We stood outside and talked for a while. Diane is the math department secretary at Case. We’d talked a lot while I was there. Kim’s office was right down the hall from Diane’s and it might even have been Diane who suggested I go down and talk to Kim.
Diane turned to her mother to introduce us saying, “this is Daniel and Kim. You’ve met them before. They both used to be at Case.”
We talked a little bit with the mom and a little more with Diane and then they carried their groceries to their car and Kim and I grabbed a cart and went into the store.
I looked at Kim.
“I know,” she said. It’s one of the many things I like about her. She and I often know what the other is thinking.
“Still,” I said.
“I know,” she said again.
Diane’s mom hadn’t really known who we were. She was just being polite. Kim and I both knew — or assumed we did.

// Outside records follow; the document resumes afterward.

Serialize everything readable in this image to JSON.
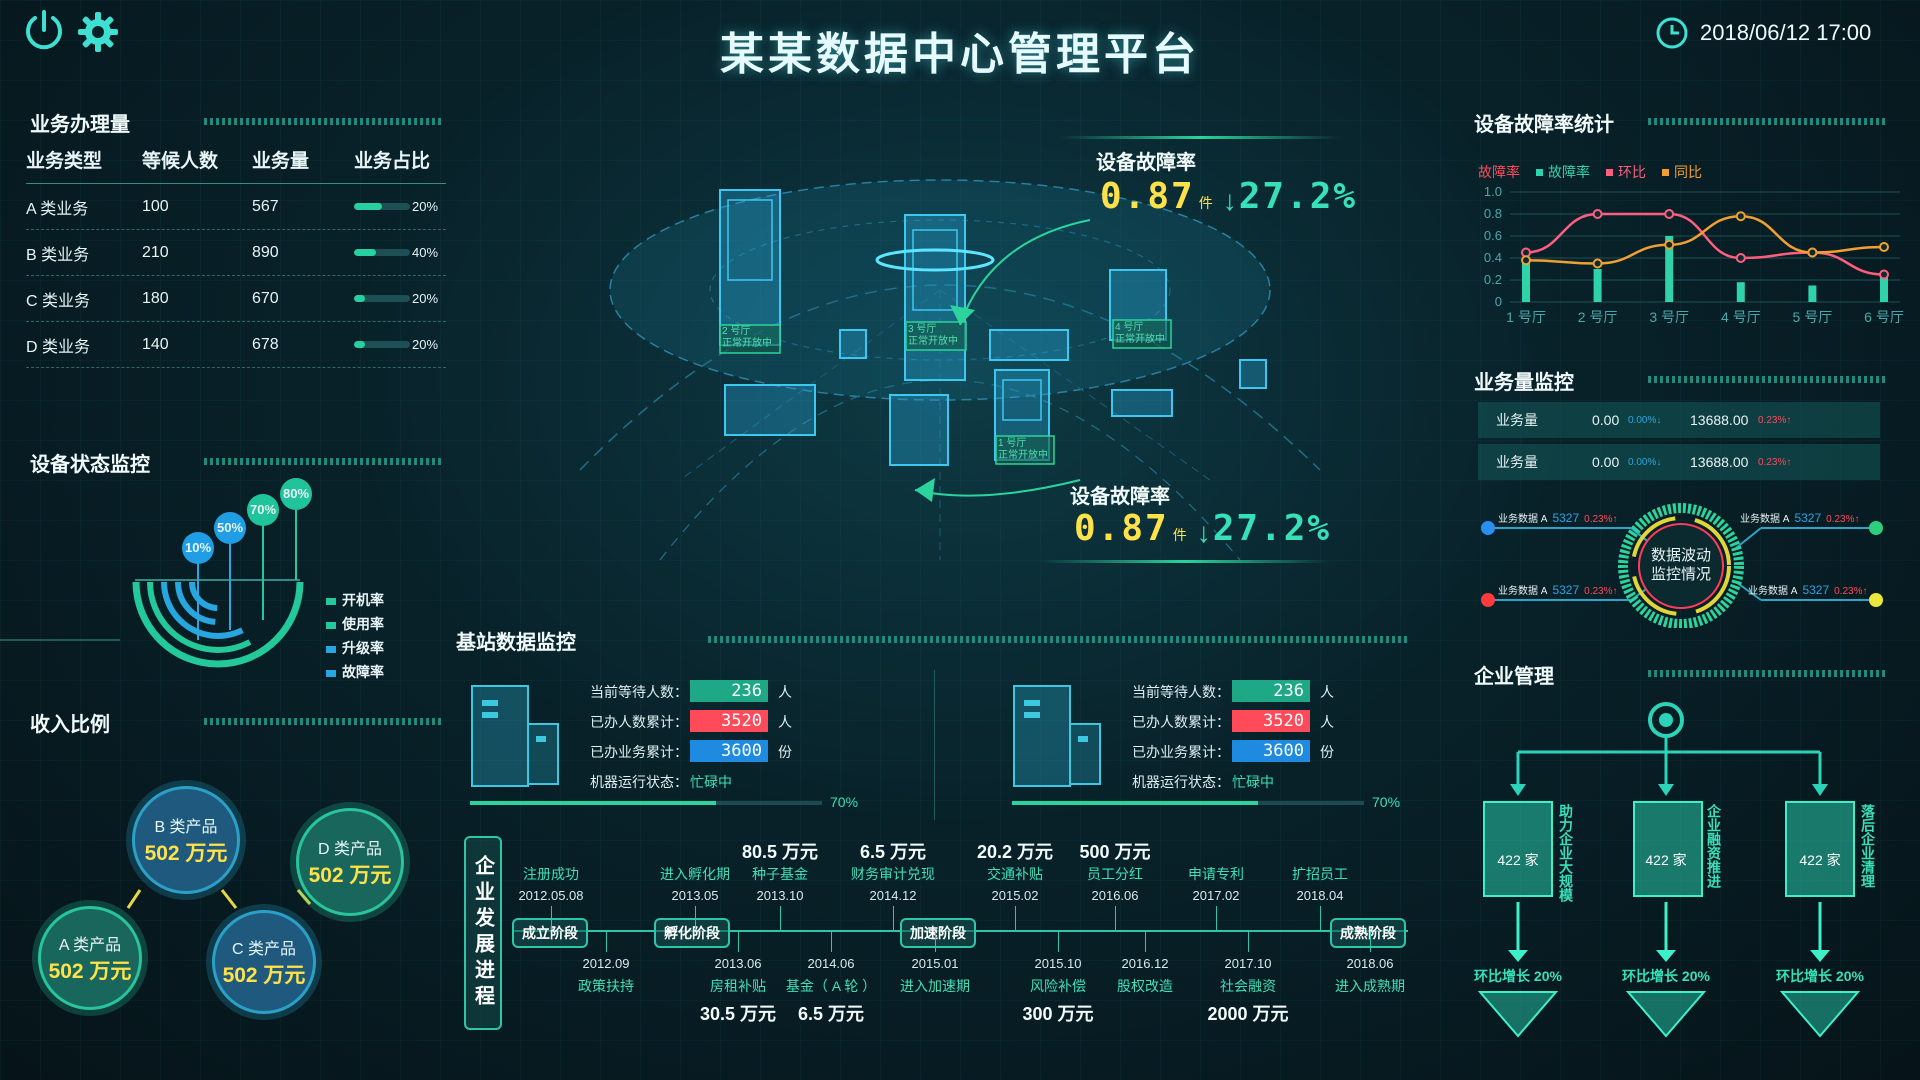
{
  "header": {
    "title": "某某数据中心管理平台",
    "datetime": "2018/06/12 17:00"
  },
  "biz": {
    "title": "业务办理量",
    "columns": [
      "业务类型",
      "等候人数",
      "业务量",
      "业务占比"
    ],
    "rows": [
      {
        "type": "A 类业务",
        "waiting": "100",
        "volume": "567",
        "share": "20%",
        "share_value": 0.5
      },
      {
        "type": "B 类业务",
        "waiting": "210",
        "volume": "890",
        "share": "40%",
        "share_value": 0.4
      },
      {
        "type": "C 类业务",
        "waiting": "180",
        "volume": "670",
        "share": "20%",
        "share_value": 0.2
      },
      {
        "type": "D 类业务",
        "waiting": "140",
        "volume": "678",
        "share": "20%",
        "share_value": 0.2
      }
    ]
  },
  "device_status": {
    "title": "设备状态监控",
    "bubbles": [
      "10%",
      "50%",
      "70%",
      "80%"
    ],
    "legend": [
      "开机率",
      "使用率",
      "升级率",
      "故障率"
    ]
  },
  "income": {
    "title": "收入比例",
    "items": [
      {
        "name": "B 类产品",
        "value": "502 万元"
      },
      {
        "name": "D 类产品",
        "value": "502 万元"
      },
      {
        "name": "A 类产品",
        "value": "502 万元"
      },
      {
        "name": "C 类产品",
        "value": "502 万元"
      }
    ]
  },
  "center": {
    "kpi1": {
      "label": "设备故障率",
      "value": "0.87",
      "unit": "件",
      "change": "27.2%"
    },
    "kpi2": {
      "label": "设备故障率",
      "value": "0.87",
      "unit": "件",
      "change": "27.2%"
    },
    "buildings": [
      {
        "hall": "2 号厅",
        "status": "正常开放中"
      },
      {
        "hall": "3 号厅",
        "status": "正常开放中"
      },
      {
        "hall": "4 号厅",
        "status": "正常开放中"
      },
      {
        "hall": "1 号厅",
        "status": "正常开放中"
      }
    ]
  },
  "station": {
    "title": "基站数据监控",
    "panels": [
      {
        "waiting_label": "当前等待人数：",
        "waiting": "236",
        "waiting_unit": "人",
        "done_label": "已办人数累计：",
        "done": "3520",
        "done_unit": "人",
        "biz_label": "已办业务累计：",
        "biz": "3600",
        "biz_unit": "份",
        "status_label": "机器运行状态：",
        "status": "忙碌中",
        "progress": "70%",
        "progress_value": 0.7
      },
      {
        "waiting_label": "当前等待人数：",
        "waiting": "236",
        "waiting_unit": "人",
        "done_label": "已办人数累计：",
        "done": "3520",
        "done_unit": "人",
        "biz_label": "已办业务累计：",
        "biz": "3600",
        "biz_unit": "份",
        "status_label": "机器运行状态：",
        "status": "忙碌中",
        "progress": "70%",
        "progress_value": 0.7
      }
    ]
  },
  "timeline": {
    "title": "企业发展进程",
    "stages": [
      "成立阶段",
      "孵化阶段",
      "加速阶段",
      "成熟阶段"
    ],
    "top_events": [
      {
        "event": "注册成功",
        "date": "2012.05.08",
        "amount": ""
      },
      {
        "event": "进入孵化期",
        "date": "2013.05",
        "amount": ""
      },
      {
        "event": "种子基金",
        "date": "2013.10",
        "amount": "80.5 万元"
      },
      {
        "event": "财务审计兑现",
        "date": "2014.12",
        "amount": "6.5 万元"
      },
      {
        "event": "交通补贴",
        "date": "2015.02",
        "amount": "20.2 万元"
      },
      {
        "event": "员工分红",
        "date": "2016.06",
        "amount": "500 万元"
      },
      {
        "event": "申请专利",
        "date": "2017.02",
        "amount": ""
      },
      {
        "event": "扩招员工",
        "date": "2018.04",
        "amount": ""
      }
    ],
    "bottom_events": [
      {
        "date": "2012.09",
        "event": "政策扶持",
        "amount": ""
      },
      {
        "date": "2013.06",
        "event": "房租补贴",
        "amount": "30.5 万元"
      },
      {
        "date": "2014.06",
        "event": "基金（ A 轮 ）",
        "amount": "6.5 万元"
      },
      {
        "date": "2015.01",
        "event": "进入加速期",
        "amount": ""
      },
      {
        "date": "2015.10",
        "event": "风险补偿",
        "amount": "300 万元"
      },
      {
        "date": "2016.12",
        "event": "股权改造",
        "amount": ""
      },
      {
        "date": "2017.10",
        "event": "社会融资",
        "amount": "2000 万元"
      },
      {
        "date": "2018.06",
        "event": "进入成熟期",
        "amount": ""
      }
    ]
  },
  "fault_stats": {
    "title": "设备故障率统计",
    "legend": [
      {
        "name": "故障率",
        "color": "#ff4a5a"
      },
      {
        "name": "故障率",
        "color": "#2fd3a9"
      },
      {
        "name": "环比",
        "color": "#ff5e7e"
      },
      {
        "name": "同比",
        "color": "#f0a030"
      }
    ]
  },
  "chart_data": {
    "type": "line",
    "categories": [
      "1 号厅",
      "2 号厅",
      "3 号厅",
      "4 号厅",
      "5 号厅",
      "6 号厅"
    ],
    "yticks": [
      "0",
      "0.2",
      "0.4",
      "0.6",
      "0.8",
      "1.0"
    ],
    "ylim": [
      0,
      1.0
    ],
    "series": [
      {
        "name": "故障率",
        "type": "bar",
        "values": [
          0.4,
          0.3,
          0.6,
          0.18,
          0.15,
          0.25
        ],
        "color": "#2fd3a9"
      },
      {
        "name": "环比",
        "type": "line",
        "values": [
          0.45,
          0.8,
          0.8,
          0.4,
          0.45,
          0.25
        ],
        "color": "#ff5e7e"
      },
      {
        "name": "同比",
        "type": "line",
        "values": [
          0.38,
          0.35,
          0.52,
          0.78,
          0.45,
          0.5
        ],
        "color": "#f0a030"
      }
    ]
  },
  "biz_monitor": {
    "title": "业务量监控",
    "rows": [
      {
        "label": "业务量",
        "v1": "0.00",
        "p1": "0.00%↓",
        "v2": "13688.00",
        "p2": "0.23%↑"
      },
      {
        "label": "业务量",
        "v1": "0.00",
        "p1": "0.00%↓",
        "v2": "13688.00",
        "p2": "0.23%↑"
      }
    ],
    "ring_title": "数据波动\n监控情况",
    "nodes": [
      {
        "label": "业务数据 A",
        "value": "5327",
        "pct": "0.23%↑",
        "color": "#2a8ff0"
      },
      {
        "label": "业务数据 A",
        "value": "5327",
        "pct": "0.23%↑",
        "color": "#2ccf7a"
      },
      {
        "label": "业务数据 A",
        "value": "5327",
        "pct": "0.23%↑",
        "color": "#ff3b3b"
      },
      {
        "label": "业务数据 A",
        "value": "5327",
        "pct": "0.23%↑",
        "color": "#e9e83a"
      }
    ]
  },
  "enterprise": {
    "title": "企业管理",
    "columns": [
      {
        "count": "422 家",
        "side": "助力企业大规模",
        "growth": "环比增长 20%"
      },
      {
        "count": "422 家",
        "side": "企业融资推进",
        "growth": "环比增长 20%"
      },
      {
        "count": "422 家",
        "side": "落后企业清理",
        "growth": "环比增长 20%"
      }
    ]
  }
}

When we’d gone into the store, the mom had looked quizzically at Diane had said, “those are the people who lost their little girl last year.” And then the mother would have remembered who were were.
Kim and I got home and finished putting away the groceries about the time that Ruby’s mom brought Maggie home. Kim was putting laundry in the washing machine so I walked out to the car. We didn’t yet know Ruby’s parents very well and I thought I should say something about Elena. I don’t know why, but I felt it explained a lot.
I started to say something and Kathy cut me off and said, “I know.”
And then, as if she was reading my mind, she added, “everyone knows who you guys are.”